*** Begin section ***
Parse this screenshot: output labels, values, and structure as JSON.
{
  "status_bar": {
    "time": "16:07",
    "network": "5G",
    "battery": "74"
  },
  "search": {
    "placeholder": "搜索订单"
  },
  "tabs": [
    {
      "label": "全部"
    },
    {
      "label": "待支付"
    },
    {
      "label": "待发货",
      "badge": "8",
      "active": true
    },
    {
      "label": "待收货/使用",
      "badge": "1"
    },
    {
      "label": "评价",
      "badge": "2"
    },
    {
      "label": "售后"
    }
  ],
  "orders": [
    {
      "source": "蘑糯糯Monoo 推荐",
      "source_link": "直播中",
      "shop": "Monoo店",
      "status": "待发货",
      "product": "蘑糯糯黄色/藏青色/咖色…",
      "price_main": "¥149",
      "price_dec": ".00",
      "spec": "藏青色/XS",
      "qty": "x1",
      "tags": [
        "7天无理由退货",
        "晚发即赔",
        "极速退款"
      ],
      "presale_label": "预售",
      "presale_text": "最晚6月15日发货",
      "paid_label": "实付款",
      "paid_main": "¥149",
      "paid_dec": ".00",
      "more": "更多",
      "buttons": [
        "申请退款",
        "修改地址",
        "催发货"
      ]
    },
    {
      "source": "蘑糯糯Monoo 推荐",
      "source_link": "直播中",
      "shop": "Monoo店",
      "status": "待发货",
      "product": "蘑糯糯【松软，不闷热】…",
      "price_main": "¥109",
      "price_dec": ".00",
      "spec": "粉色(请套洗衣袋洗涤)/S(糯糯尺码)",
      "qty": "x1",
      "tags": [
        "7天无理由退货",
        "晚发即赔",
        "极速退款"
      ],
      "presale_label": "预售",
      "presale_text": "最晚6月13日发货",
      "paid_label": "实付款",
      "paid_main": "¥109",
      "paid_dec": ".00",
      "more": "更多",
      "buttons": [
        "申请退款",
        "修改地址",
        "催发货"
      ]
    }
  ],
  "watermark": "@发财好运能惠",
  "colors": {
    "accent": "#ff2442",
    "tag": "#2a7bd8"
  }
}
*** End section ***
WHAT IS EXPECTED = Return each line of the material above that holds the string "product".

ANSWER TO THE EXERCISE =
      "product": "蘑糯糯黄色/藏青色/咖色…",
      "product": "蘑糯糯【松软，不闷热】…",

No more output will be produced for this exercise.